Moreover, Dr. Borrero reports that Frankenfield suffers from a significant nonexertional limitation, a major depressive disorder causing Frankenfield to be dysfunctional. This psychiatrist recommended that Frankenfield not return to work.
Here three treating physicians, crediting Frankenfield's subjective complaints, which are consistent with the tests they conducted, determined that he is disabled. The Secretary cannot reject those medical determinations simply by having the administrative law judge make a different medical judgment. Rather, the medical judgment of a treating physician can be rejected only on the basis of contradictory medical evidence. E.g., Rossi v. Califano, 602 F.2d 55, 57 (3d Cir.1979). The administrative law judge refers to no such evidence. It is undisputed that Frankenfield cannot return to his former job. The administrative law judge points to no evidence tending to support his conclusion that Frankenfield could perform alternative substantial gainful employment existing in the national economy. The administrative law judge referred to clinical tests that are claimed to support that conclusion, but he did not address the symptoms that the treating physicians credited, or suggest why his evaluation of the clinical tests was superior to theirs. Moreover, the medical evidence in the reports of Dr. Bramowitz and Dr. Somani of a nonexertional psychological impairment was completely ignored. What we are left with is a rejection of medically credited symptomatology based solely on the administrative law judge's observation of the claimant at the hearing, and claimant's testimony that he took care of his personal needs, performed limited household chores, and occasionally went to church. That is not permissible. Benton for Benton v. Bowen, 820 F.2d 85, 88 (3d Cir.1987); Kent v. Schweiker, 710 F.2d 110, 114 (3d Cir.1983).
At the Appeals Council level, Frankenfield submitted and the Appeals Council received in evidence Dr. Borrero's March 1987 report. The Appeals Council ruled that the report was insufficient to establish a nonexertional impairment prior to February 27, 1987, the last date on which Frankenfield's current application was effective. This conclusion ignores the contents of the reports of Dr. Bramowitz and Dr. Somani, which disclose, long prior to February 27, 1987, an ongoing condition of depression. Dr. Borrero credited Frankenfield's disclosure to him of depression and incapacity to function following open heart surgery.
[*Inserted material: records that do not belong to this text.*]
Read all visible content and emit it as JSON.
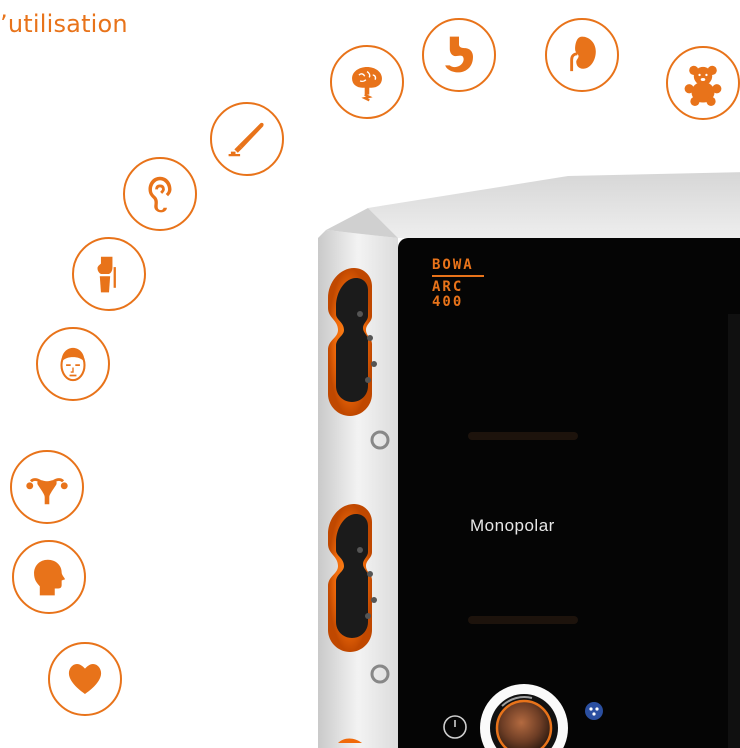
{
  "heading": {
    "text": "’utilisation"
  },
  "device": {
    "logo_brand": "BOWA",
    "logo_model_row1": "ARC",
    "logo_model_row2": "400",
    "mode_label": "Monopolar"
  },
  "colors": {
    "accent": "#e8731a",
    "screen": "#050505"
  },
  "icons": [
    "heart-icon",
    "head-profile-icon",
    "uterus-icon",
    "face-icon",
    "knee-joint-icon",
    "ear-icon",
    "scalpel-icon",
    "brain-icon",
    "stomach-icon",
    "kidney-icon",
    "teddy-bear-icon"
  ]
}
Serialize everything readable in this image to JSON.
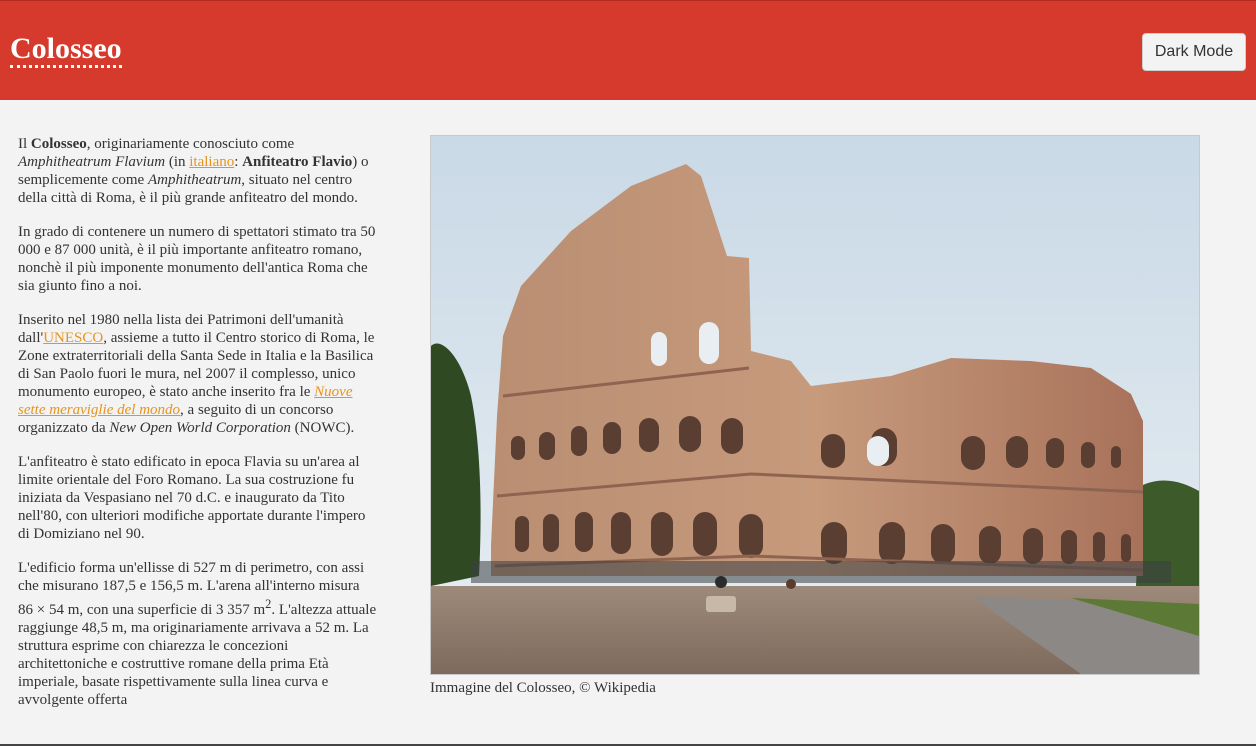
{
  "header": {
    "title": "Colosseo",
    "dark_mode_label": "Dark Mode"
  },
  "content": {
    "p1": {
      "t1": "Il ",
      "b1": "Colosseo",
      "t2": ", originariamente conosciuto come ",
      "i1": "Amphitheatrum Flavium",
      "t3": " (in ",
      "link": "italiano",
      "t4": ": ",
      "b2": "Anfiteatro Flavio",
      "t5": ") o semplicemente come ",
      "i2": "Amphitheatrum",
      "t6": ", situato nel centro della città di Roma, è il più grande anfiteatro del mondo."
    },
    "p2": "In grado di contenere un numero di spettatori stimato tra 50 000 e 87 000 unità, è il più importante anfiteatro romano, nonchè il più imponente monumento dell'antica Roma che sia giunto fino a noi.",
    "p3": {
      "t1": "Inserito nel 1980 nella lista dei Patrimoni dell'umanità dall'",
      "link1": "UNESCO",
      "t2": ", assieme a tutto il Centro storico di Roma, le Zone extraterritoriali della Santa Sede in Italia e la Basilica di San Paolo fuori le mura, nel 2007 il complesso, unico monumento europeo, è stato anche inserito fra le ",
      "link2": "Nuove sette meraviglie del mondo",
      "t3": ", a seguito di un concorso organizzato da ",
      "i1": "New Open World Corporation",
      "t4": " (NOWC)."
    },
    "p4": "L'anfiteatro è stato edificato in epoca Flavia su un'area al limite orientale del Foro Romano. La sua costruzione fu iniziata da Vespasiano nel 70 d.C. e inaugurato da Tito nell'80, con ulteriori modifiche apportate durante l'impero di Domiziano nel 90.",
    "p5": {
      "t1": "L'edificio forma un'ellisse di 527 m di perimetro, con assi che misurano 187,5 e 156,5 m. L'arena all'interno misura 86 × 54 m, con una superficie di 3 357 m",
      "sup": "2",
      "t2": ". L'altezza attuale raggiunge 48,5 m, ma originariamente arrivava a 52 m. La struttura esprime con chiarezza le concezioni architettoniche e costruttive romane della prima Età imperiale, basate rispettivamente sulla linea curva e avvolgente offerta"
    }
  },
  "figure": {
    "caption": "Immagine del Colosseo, © Wikipedia"
  }
}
His report clearly covers a period prior to the hearing. Thus, the Appeals Council should have considered the new evidence in Dr. Borrero's report.1 Szubak v. Secretary of Health and Human Services, 745 F.2d 831 (3d Cir.1984).
At oral argument on this appeal, Frankenfield's counsel conceded that at best he was entitled to a remand for further consideration by the Secretary, because it might still be possible for the Secretary to prove that he could during the relevant time period, between March of 1985 and September of 1987, perform sedentary work. The finding that he could in that period perform the full range of light work is not supported by substantial evidence in the record as a whole.
The summary judgment in favor of the Secretary will be reversed and the case remanded for the entry of an order directing the Secretary to reconsider Frankenfield's exertional and nonexertional impairments between March 1985 and September 1987.
Hon. Louis H. Pollak, United States District Judge for the Eastern District of Pennsylvania sitting by designation
In a new application, which included Dr. Borrero's new evidence, Frankenfield was found disabled as of September 1987. Thus, if it had been considered for the prior period, the outcome might well have been different